→ **Data extract**
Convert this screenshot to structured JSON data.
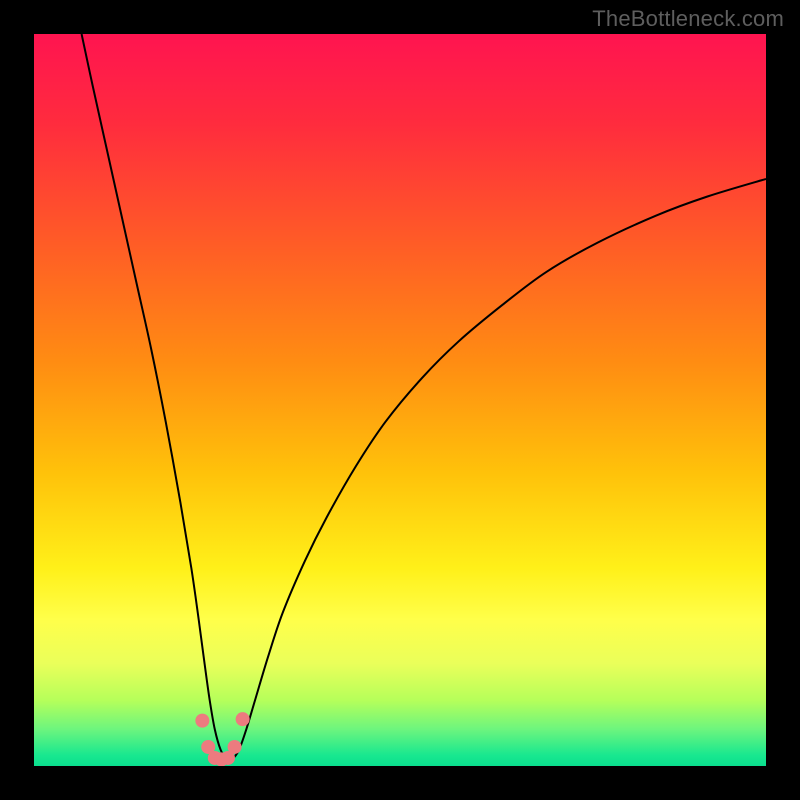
{
  "attribution": "TheBottleneck.com",
  "chart_data": {
    "type": "line",
    "title": "",
    "xlabel": "",
    "ylabel": "",
    "xlim": [
      0,
      100
    ],
    "ylim": [
      0,
      100
    ],
    "grid": false,
    "legend": false,
    "annotations": [],
    "background_gradient": {
      "stops": [
        {
          "pos": 0.0,
          "color": "#ff1450"
        },
        {
          "pos": 0.12,
          "color": "#ff2b3e"
        },
        {
          "pos": 0.28,
          "color": "#ff5a27"
        },
        {
          "pos": 0.45,
          "color": "#ff8d12"
        },
        {
          "pos": 0.6,
          "color": "#ffc20a"
        },
        {
          "pos": 0.73,
          "color": "#fff019"
        },
        {
          "pos": 0.8,
          "color": "#ffff4a"
        },
        {
          "pos": 0.86,
          "color": "#eaff5a"
        },
        {
          "pos": 0.91,
          "color": "#b6ff5a"
        },
        {
          "pos": 0.95,
          "color": "#6cf57e"
        },
        {
          "pos": 0.985,
          "color": "#19e88f"
        },
        {
          "pos": 1.0,
          "color": "#0adf8e"
        }
      ]
    },
    "series": [
      {
        "name": "bottleneck-curve",
        "color": "#000000",
        "width": 2,
        "x": [
          6.5,
          8,
          10,
          12,
          14,
          16,
          18,
          20,
          21.5,
          22.5,
          23.3,
          24.0,
          24.7,
          25.5,
          26.3,
          27.1,
          28.0,
          29.0,
          30.2,
          32,
          34,
          37,
          40,
          44,
          48,
          53,
          58,
          64,
          70,
          77,
          85,
          92,
          100
        ],
        "y": [
          100,
          93,
          84,
          75,
          66,
          57,
          47,
          36,
          27,
          20,
          14,
          9,
          5,
          2.2,
          1.0,
          1.0,
          2.2,
          5,
          9,
          15,
          21,
          28,
          34,
          41,
          47,
          53,
          58,
          63,
          67.5,
          71.5,
          75.2,
          77.8,
          80.2
        ]
      }
    ],
    "markers": {
      "color": "#ed7b7f",
      "radius": 7,
      "points": [
        {
          "x": 23.0,
          "y": 6.2
        },
        {
          "x": 23.8,
          "y": 2.6
        },
        {
          "x": 24.7,
          "y": 1.1
        },
        {
          "x": 25.6,
          "y": 0.9
        },
        {
          "x": 26.5,
          "y": 1.1
        },
        {
          "x": 27.4,
          "y": 2.6
        },
        {
          "x": 28.5,
          "y": 6.4
        }
      ]
    }
  }
}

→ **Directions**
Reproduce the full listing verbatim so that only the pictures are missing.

→ **Response**
Convert this screenshot to structured JSON data.
{
  "attribution": "TheBottleneck.com",
  "chart_data": {
    "type": "line",
    "title": "",
    "xlabel": "",
    "ylabel": "",
    "xlim": [
      0,
      100
    ],
    "ylim": [
      0,
      100
    ],
    "grid": false,
    "legend": false,
    "annotations": [],
    "background_gradient": {
      "stops": [
        {
          "pos": 0.0,
          "color": "#ff1450"
        },
        {
          "pos": 0.12,
          "color": "#ff2b3e"
        },
        {
          "pos": 0.28,
          "color": "#ff5a27"
        },
        {
          "pos": 0.45,
          "color": "#ff8d12"
        },
        {
          "pos": 0.6,
          "color": "#ffc20a"
        },
        {
          "pos": 0.73,
          "color": "#fff019"
        },
        {
          "pos": 0.8,
          "color": "#ffff4a"
        },
        {
          "pos": 0.86,
          "color": "#eaff5a"
        },
        {
          "pos": 0.91,
          "color": "#b6ff5a"
        },
        {
          "pos": 0.95,
          "color": "#6cf57e"
        },
        {
          "pos": 0.985,
          "color": "#19e88f"
        },
        {
          "pos": 1.0,
          "color": "#0adf8e"
        }
      ]
    },
    "series": [
      {
        "name": "bottleneck-curve",
        "color": "#000000",
        "width": 2,
        "x": [
          6.5,
          8,
          10,
          12,
          14,
          16,
          18,
          20,
          21.5,
          22.5,
          23.3,
          24.0,
          24.7,
          25.5,
          26.3,
          27.1,
          28.0,
          29.0,
          30.2,
          32,
          34,
          37,
          40,
          44,
          48,
          53,
          58,
          64,
          70,
          77,
          85,
          92,
          100
        ],
        "y": [
          100,
          93,
          84,
          75,
          66,
          57,
          47,
          36,
          27,
          20,
          14,
          9,
          5,
          2.2,
          1.0,
          1.0,
          2.2,
          5,
          9,
          15,
          21,
          28,
          34,
          41,
          47,
          53,
          58,
          63,
          67.5,
          71.5,
          75.2,
          77.8,
          80.2
        ]
      }
    ],
    "markers": {
      "color": "#ed7b7f",
      "radius": 7,
      "points": [
        {
          "x": 23.0,
          "y": 6.2
        },
        {
          "x": 23.8,
          "y": 2.6
        },
        {
          "x": 24.7,
          "y": 1.1
        },
        {
          "x": 25.6,
          "y": 0.9
        },
        {
          "x": 26.5,
          "y": 1.1
        },
        {
          "x": 27.4,
          "y": 2.6
        },
        {
          "x": 28.5,
          "y": 6.4
        }
      ]
    }
  }
}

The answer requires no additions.